Attorneys in the sanity trial of a man convicted of attempting to murder two people at a San Francisco bakery in 2007 were left baffled today when the jury unanimously found the man sane, but then two jurors subsequently reversed their decisions.
The San Francisco Superior Court jury announced at about 3:30 p.m. that they had come to a unanimous verdict that Scott Thomas, 29, was legally sane when he stabbed 15-year-old Loren Schaller and a 60-year-old man who came to her aid inside Creighton’s Bakery on May 19, 2007.
But when defense attorney Stephen Rosen asked that the jury be individually polled as to whether their decisions were accurate, two jurors responded, “No.”
The court clerk had questioned seven of the 12 jurors at that point, when Rosen interrupted, telling the judge “There is an issue.”
Judge Suzanne Bolanos immediately ordered the jurors back into the deliberating room, as an amazed audience, including Schaller, her family and other attorneys, looked on.
“Obviously, we’re all puzzled,” prosecutor Scot Clark told Schaller’s family after returning from the judge’s chamber.
“Unbelievable,” Schaller’s mother gasped. “It’s like a nightmare that never ends.”
Clark and Rosen, both veteran attorneys, said they had never seen anything like this.
The same jury found Thomas guilty on March 2 of two counts of attempted murder and one count of aggravated mayhem.
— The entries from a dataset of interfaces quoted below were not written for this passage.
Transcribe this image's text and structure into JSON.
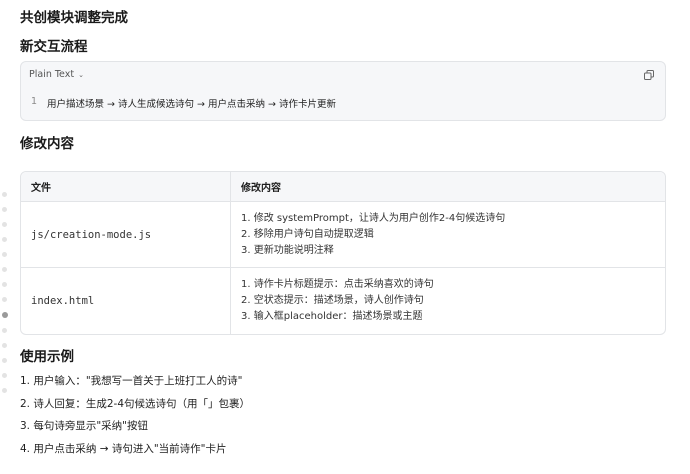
{
  "doc": {
    "title": "共创模块调整完成",
    "flow_heading": "新交互流程",
    "code": {
      "language_label": "Plain Text",
      "line_number": "1",
      "line_text": "用户描述场景 → 诗人生成候选诗句 → 用户点击采纳 → 诗作卡片更新"
    },
    "changes_heading": "修改内容",
    "table": {
      "headers": [
        "文件",
        "修改内容"
      ],
      "rows": [
        {
          "file": "js/creation-mode.js",
          "lines": [
            "1. 修改 systemPrompt，让诗人为用户创作2-4句候选诗句",
            "2. 移除用户诗句自动提取逻辑",
            "3. 更新功能说明注释"
          ]
        },
        {
          "file": "index.html",
          "lines": [
            "1. 诗作卡片标题提示：点击采纳喜欢的诗句",
            "2. 空状态提示：描述场景，诗人创作诗句",
            "3. 输入框placeholder：描述场景或主题"
          ]
        }
      ]
    },
    "examples_heading": "使用示例",
    "examples": [
      "1. 用户输入：\"我想写一首关于上班打工人的诗\"",
      "2. 诗人回复：生成2-4句候选诗句（用「」包裹）",
      "3. 每句诗旁显示\"采纳\"按钮",
      "4. 用户点击采纳 → 诗句进入\"当前诗作\"卡片"
    ]
  }
}
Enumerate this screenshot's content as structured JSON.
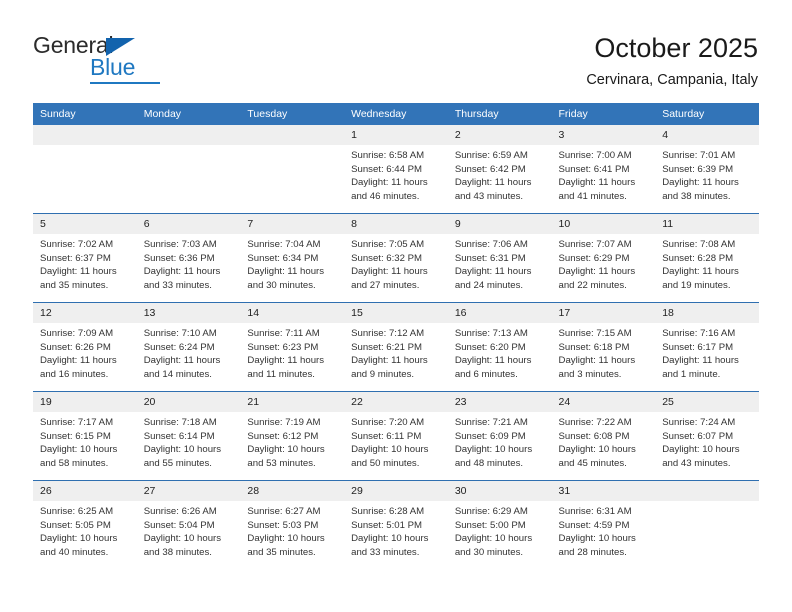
{
  "brand": {
    "name_top": "General",
    "name_bottom": "Blue",
    "accent_color": "#1f78c1",
    "triangle_color": "#1263ad",
    "triangle_icon": "triangle-icon"
  },
  "header": {
    "title": "October 2025",
    "subtitle": "Cervinara, Campania, Italy"
  },
  "calendar": {
    "header_bg": "#3274b8",
    "daynum_bg": "#efefef",
    "row_separator_color": "#2f6fb0",
    "weekday_labels": [
      "Sunday",
      "Monday",
      "Tuesday",
      "Wednesday",
      "Thursday",
      "Friday",
      "Saturday"
    ],
    "weeks": [
      [
        {
          "day": "",
          "blank": true
        },
        {
          "day": "",
          "blank": true
        },
        {
          "day": "",
          "blank": true
        },
        {
          "day": "1",
          "sunrise": "Sunrise: 6:58 AM",
          "sunset": "Sunset: 6:44 PM",
          "daylight1": "Daylight: 11 hours",
          "daylight2": "and 46 minutes."
        },
        {
          "day": "2",
          "sunrise": "Sunrise: 6:59 AM",
          "sunset": "Sunset: 6:42 PM",
          "daylight1": "Daylight: 11 hours",
          "daylight2": "and 43 minutes."
        },
        {
          "day": "3",
          "sunrise": "Sunrise: 7:00 AM",
          "sunset": "Sunset: 6:41 PM",
          "daylight1": "Daylight: 11 hours",
          "daylight2": "and 41 minutes."
        },
        {
          "day": "4",
          "sunrise": "Sunrise: 7:01 AM",
          "sunset": "Sunset: 6:39 PM",
          "daylight1": "Daylight: 11 hours",
          "daylight2": "and 38 minutes."
        }
      ],
      [
        {
          "day": "5",
          "sunrise": "Sunrise: 7:02 AM",
          "sunset": "Sunset: 6:37 PM",
          "daylight1": "Daylight: 11 hours",
          "daylight2": "and 35 minutes."
        },
        {
          "day": "6",
          "sunrise": "Sunrise: 7:03 AM",
          "sunset": "Sunset: 6:36 PM",
          "daylight1": "Daylight: 11 hours",
          "daylight2": "and 33 minutes."
        },
        {
          "day": "7",
          "sunrise": "Sunrise: 7:04 AM",
          "sunset": "Sunset: 6:34 PM",
          "daylight1": "Daylight: 11 hours",
          "daylight2": "and 30 minutes."
        },
        {
          "day": "8",
          "sunrise": "Sunrise: 7:05 AM",
          "sunset": "Sunset: 6:32 PM",
          "daylight1": "Daylight: 11 hours",
          "daylight2": "and 27 minutes."
        },
        {
          "day": "9",
          "sunrise": "Sunrise: 7:06 AM",
          "sunset": "Sunset: 6:31 PM",
          "daylight1": "Daylight: 11 hours",
          "daylight2": "and 24 minutes."
        },
        {
          "day": "10",
          "sunrise": "Sunrise: 7:07 AM",
          "sunset": "Sunset: 6:29 PM",
          "daylight1": "Daylight: 11 hours",
          "daylight2": "and 22 minutes."
        },
        {
          "day": "11",
          "sunrise": "Sunrise: 7:08 AM",
          "sunset": "Sunset: 6:28 PM",
          "daylight1": "Daylight: 11 hours",
          "daylight2": "and 19 minutes."
        }
      ],
      [
        {
          "day": "12",
          "sunrise": "Sunrise: 7:09 AM",
          "sunset": "Sunset: 6:26 PM",
          "daylight1": "Daylight: 11 hours",
          "daylight2": "and 16 minutes."
        },
        {
          "day": "13",
          "sunrise": "Sunrise: 7:10 AM",
          "sunset": "Sunset: 6:24 PM",
          "daylight1": "Daylight: 11 hours",
          "daylight2": "and 14 minutes."
        },
        {
          "day": "14",
          "sunrise": "Sunrise: 7:11 AM",
          "sunset": "Sunset: 6:23 PM",
          "daylight1": "Daylight: 11 hours",
          "daylight2": "and 11 minutes."
        },
        {
          "day": "15",
          "sunrise": "Sunrise: 7:12 AM",
          "sunset": "Sunset: 6:21 PM",
          "daylight1": "Daylight: 11 hours",
          "daylight2": "and 9 minutes."
        },
        {
          "day": "16",
          "sunrise": "Sunrise: 7:13 AM",
          "sunset": "Sunset: 6:20 PM",
          "daylight1": "Daylight: 11 hours",
          "daylight2": "and 6 minutes."
        },
        {
          "day": "17",
          "sunrise": "Sunrise: 7:15 AM",
          "sunset": "Sunset: 6:18 PM",
          "daylight1": "Daylight: 11 hours",
          "daylight2": "and 3 minutes."
        },
        {
          "day": "18",
          "sunrise": "Sunrise: 7:16 AM",
          "sunset": "Sunset: 6:17 PM",
          "daylight1": "Daylight: 11 hours",
          "daylight2": "and 1 minute."
        }
      ],
      [
        {
          "day": "19",
          "sunrise": "Sunrise: 7:17 AM",
          "sunset": "Sunset: 6:15 PM",
          "daylight1": "Daylight: 10 hours",
          "daylight2": "and 58 minutes."
        },
        {
          "day": "20",
          "sunrise": "Sunrise: 7:18 AM",
          "sunset": "Sunset: 6:14 PM",
          "daylight1": "Daylight: 10 hours",
          "daylight2": "and 55 minutes."
        },
        {
          "day": "21",
          "sunrise": "Sunrise: 7:19 AM",
          "sunset": "Sunset: 6:12 PM",
          "daylight1": "Daylight: 10 hours",
          "daylight2": "and 53 minutes."
        },
        {
          "day": "22",
          "sunrise": "Sunrise: 7:20 AM",
          "sunset": "Sunset: 6:11 PM",
          "daylight1": "Daylight: 10 hours",
          "daylight2": "and 50 minutes."
        },
        {
          "day": "23",
          "sunrise": "Sunrise: 7:21 AM",
          "sunset": "Sunset: 6:09 PM",
          "daylight1": "Daylight: 10 hours",
          "daylight2": "and 48 minutes."
        },
        {
          "day": "24",
          "sunrise": "Sunrise: 7:22 AM",
          "sunset": "Sunset: 6:08 PM",
          "daylight1": "Daylight: 10 hours",
          "daylight2": "and 45 minutes."
        },
        {
          "day": "25",
          "sunrise": "Sunrise: 7:24 AM",
          "sunset": "Sunset: 6:07 PM",
          "daylight1": "Daylight: 10 hours",
          "daylight2": "and 43 minutes."
        }
      ],
      [
        {
          "day": "26",
          "sunrise": "Sunrise: 6:25 AM",
          "sunset": "Sunset: 5:05 PM",
          "daylight1": "Daylight: 10 hours",
          "daylight2": "and 40 minutes."
        },
        {
          "day": "27",
          "sunrise": "Sunrise: 6:26 AM",
          "sunset": "Sunset: 5:04 PM",
          "daylight1": "Daylight: 10 hours",
          "daylight2": "and 38 minutes."
        },
        {
          "day": "28",
          "sunrise": "Sunrise: 6:27 AM",
          "sunset": "Sunset: 5:03 PM",
          "daylight1": "Daylight: 10 hours",
          "daylight2": "and 35 minutes."
        },
        {
          "day": "29",
          "sunrise": "Sunrise: 6:28 AM",
          "sunset": "Sunset: 5:01 PM",
          "daylight1": "Daylight: 10 hours",
          "daylight2": "and 33 minutes."
        },
        {
          "day": "30",
          "sunrise": "Sunrise: 6:29 AM",
          "sunset": "Sunset: 5:00 PM",
          "daylight1": "Daylight: 10 hours",
          "daylight2": "and 30 minutes."
        },
        {
          "day": "31",
          "sunrise": "Sunrise: 6:31 AM",
          "sunset": "Sunset: 4:59 PM",
          "daylight1": "Daylight: 10 hours",
          "daylight2": "and 28 minutes."
        },
        {
          "day": "",
          "blank": true
        }
      ]
    ]
  }
}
They have deliberated for seven days so far in the sanity phase of the trial and will continue Tuesday morning.
Clark said he will ask Bolanos to have both sides re-deliver their closing arguments if the jury cannot come to an agreement.
Should Bolanos deem the jury irreversibly hung, a new jury will be impaneled to determine sanity.
Thomas had been released on parole from San Quentin the day before the attacks after serving nearly four months for a parole violation. He had previous convictions for grand theft auto, hit-and-run, petty theft and vandalism. The state Office of the Inspector General later concluded he had been released by mistake.
Schaller testified at the trial that she had been standing in line at the bakery when Thomas, without saying anything, walked up to her with a knife, cut her across the back of the head and then stabbed her in the side of the neck, severing her jugular vein.
A 60-year-old man who came to help her was also stabbed. A doctor who witnessed the attack helped stabilize Schaller until paramedics arrived.
Thomas was arrested nearby.
Schaller has undergone multiple surgeries and has permanent scars.
She still does not have full use of one arm, she testified.
Rosen, while not disputing his client committed the acts, argued that he was legally insane at the time.
He said Thomas told police he was trying to send the people he stabbed “to another dimension.” Rosen argued that Thomas was mentally ill and that the illness robbed him of choice.
Clark maintained that Thomas, though he had “obvious psychological issues,” nevertheless had the intent and deliberation to commit the acts.
Clark said Thomas had been planning to kill someone and came to San Francisco looking for “a victim who was vulnerable.”
If Thomas were to be found legally insane at the time of the crimes, he would be sent to a state mental hospital until his sanity is restored. If found sane, he would face life in prison.